I poured a generous amount of ice cubes into a plastic bag and placed it in the ice chest. Then, after over-wrapping the frozen bags of peas, I placed them on top of the bag of ice. Just to make sure everything kept as cold as possible, I included an ice pack from my freezer that came with a Honey Baked Ham we received last December. My daughter and I packed a few more items in the chest, including a foil-wrapped hunk of pound cake from Dean’s Cake House, some soft drinks, and the bag of tomatoes.
When I closed the chest, I smoothed masking tape over two holes in the hard plastic cover after stuffing a paper napkin in each one. Every time I see that ice chest, I remember and chuckle over how those holes got there. Years ago, I had placed the little chest beside our travel trailer at our campsite in Gulf State Park. We took along some bird seed on that trip to see what kind of birds we could attract in that woodsy setting. Birds came, but squirrels soon outnumbered them. After I scattered seeds close to our campsite, I put the bag with the remaining seeds in the ice chest. I went back inside and sat down to read. When I glanced out the window, I saw a squirrel standing on its hind legs chomping down on the ice chest cover, trying its best to gnaw its way into the chest. I opened the door and yelled. It raced away, leaving little fragments of hard plastic on the ground and those holes on top of the lid.

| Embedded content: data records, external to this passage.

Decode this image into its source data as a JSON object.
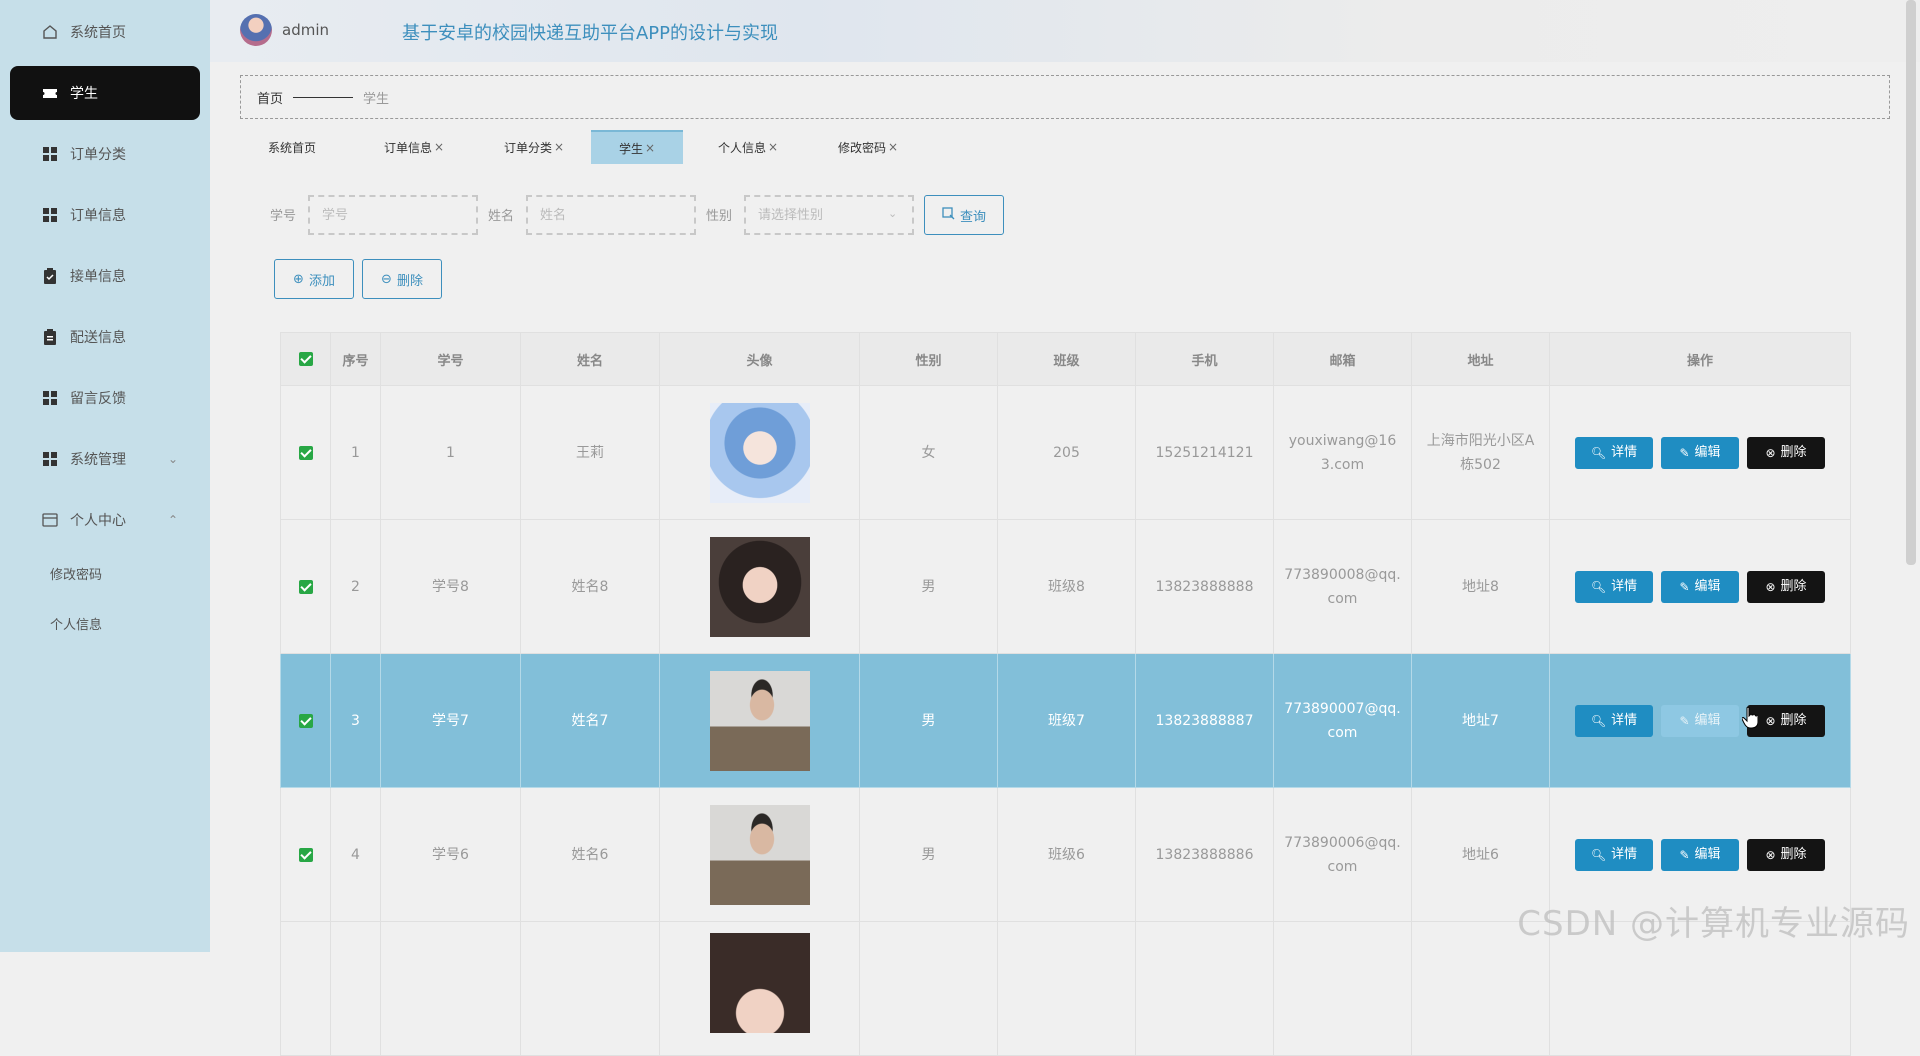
{
  "header": {
    "username": "admin",
    "app_title": "基于安卓的校园快递互助平台APP的设计与实现"
  },
  "sidebar": {
    "items": [
      {
        "label": "系统首页",
        "icon": "home-icon"
      },
      {
        "label": "学生",
        "icon": "ticket-icon",
        "active": true
      },
      {
        "label": "订单分类",
        "icon": "grid-icon"
      },
      {
        "label": "订单信息",
        "icon": "grid-icon"
      },
      {
        "label": "接单信息",
        "icon": "clipboard-icon"
      },
      {
        "label": "配送信息",
        "icon": "clipboard-icon"
      },
      {
        "label": "留言反馈",
        "icon": "grid-icon"
      },
      {
        "label": "系统管理",
        "icon": "grid-icon",
        "expandable": true
      },
      {
        "label": "个人中心",
        "icon": "calendar-icon",
        "expanded": true
      }
    ],
    "sub_items": [
      {
        "label": "修改密码"
      },
      {
        "label": "个人信息"
      }
    ]
  },
  "breadcrumb": {
    "home": "首页",
    "current": "学生"
  },
  "tabs": [
    {
      "label": "系统首页",
      "closable": false
    },
    {
      "label": "订单信息",
      "closable": true
    },
    {
      "label": "订单分类",
      "closable": true
    },
    {
      "label": "学生",
      "closable": true,
      "active": true
    },
    {
      "label": "个人信息",
      "closable": true
    },
    {
      "label": "修改密码",
      "closable": true
    }
  ],
  "tab_close": "×",
  "search": {
    "id_label": "学号",
    "id_placeholder": "学号",
    "name_label": "姓名",
    "name_placeholder": "姓名",
    "gender_label": "性别",
    "gender_placeholder": "请选择性别",
    "query_button": "查询"
  },
  "actions": {
    "add": "添加",
    "delete": "删除"
  },
  "table": {
    "columns": [
      "序号",
      "学号",
      "姓名",
      "头像",
      "性别",
      "班级",
      "手机",
      "邮箱",
      "地址",
      "操作"
    ],
    "rows": [
      {
        "index": "1",
        "student_id": "1",
        "name": "王莉",
        "avatar": "anime",
        "gender": "女",
        "class": "205",
        "phone": "15251214121",
        "email": "youxiwang@163.com",
        "address": "上海市阳光小区A栋502"
      },
      {
        "index": "2",
        "student_id": "学号8",
        "name": "姓名8",
        "avatar": "girl",
        "gender": "男",
        "class": "班级8",
        "phone": "13823888888",
        "email": "773890008@qq.com",
        "address": "地址8"
      },
      {
        "index": "3",
        "student_id": "学号7",
        "name": "姓名7",
        "avatar": "boy",
        "gender": "男",
        "class": "班级7",
        "phone": "13823888887",
        "email": "773890007@qq.com",
        "address": "地址7",
        "highlighted": true
      },
      {
        "index": "4",
        "student_id": "学号6",
        "name": "姓名6",
        "avatar": "boy",
        "gender": "男",
        "class": "班级6",
        "phone": "13823888886",
        "email": "773890006@qq.com",
        "address": "地址6"
      }
    ],
    "row_actions": {
      "detail": "详情",
      "edit": "编辑",
      "delete": "删除"
    }
  },
  "watermark": "CSDN @计算机专业源码",
  "colors": {
    "sidebar_bg": "#c6dfe9",
    "active_nav": "#111111",
    "primary": "#1f8dc2",
    "highlight_row": "#82bfd9",
    "checkbox": "#28a745"
  }
}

Surprisingly those holes weren’t deep enough to affect the ice chest’s efficiency. It served its purpose many times over. “I’ll bring it back next visit,” our son said, as he fitted it in his car. We won’t miss it, of course, but it has brought us a smile of remembrance through the years.